■ DATA SHOWN ■

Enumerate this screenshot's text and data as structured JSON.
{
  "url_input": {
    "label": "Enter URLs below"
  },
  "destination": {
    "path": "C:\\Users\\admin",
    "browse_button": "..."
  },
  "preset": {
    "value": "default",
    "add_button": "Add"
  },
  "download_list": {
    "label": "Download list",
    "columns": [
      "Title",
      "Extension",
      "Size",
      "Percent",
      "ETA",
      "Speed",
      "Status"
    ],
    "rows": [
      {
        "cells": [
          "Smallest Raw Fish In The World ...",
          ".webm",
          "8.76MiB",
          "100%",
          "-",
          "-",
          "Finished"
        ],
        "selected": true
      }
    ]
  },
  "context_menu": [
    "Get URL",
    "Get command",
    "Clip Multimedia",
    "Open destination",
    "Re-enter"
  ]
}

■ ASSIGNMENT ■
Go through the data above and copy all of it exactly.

■ RESULT FOR THIS TASK ■
Enumerate this screenshot's text and data as structured JSON.
{
  "url_input": {
    "label": "Enter URLs below"
  },
  "destination": {
    "path": "C:\\Users\\admin",
    "browse_button": "..."
  },
  "preset": {
    "value": "default",
    "add_button": "Add"
  },
  "download_list": {
    "label": "Download list",
    "columns": [
      "Title",
      "Extension",
      "Size",
      "Percent",
      "ETA",
      "Speed",
      "Status"
    ],
    "rows": [
      {
        "cells": [
          "Smallest Raw Fish In The World ...",
          ".webm",
          "8.76MiB",
          "100%",
          "-",
          "-",
          "Finished"
        ],
        "selected": true
      }
    ]
  },
  "context_menu": [
    "Get URL",
    "Get command",
    "Clip Multimedia",
    "Open destination",
    "Re-enter"
  ]
}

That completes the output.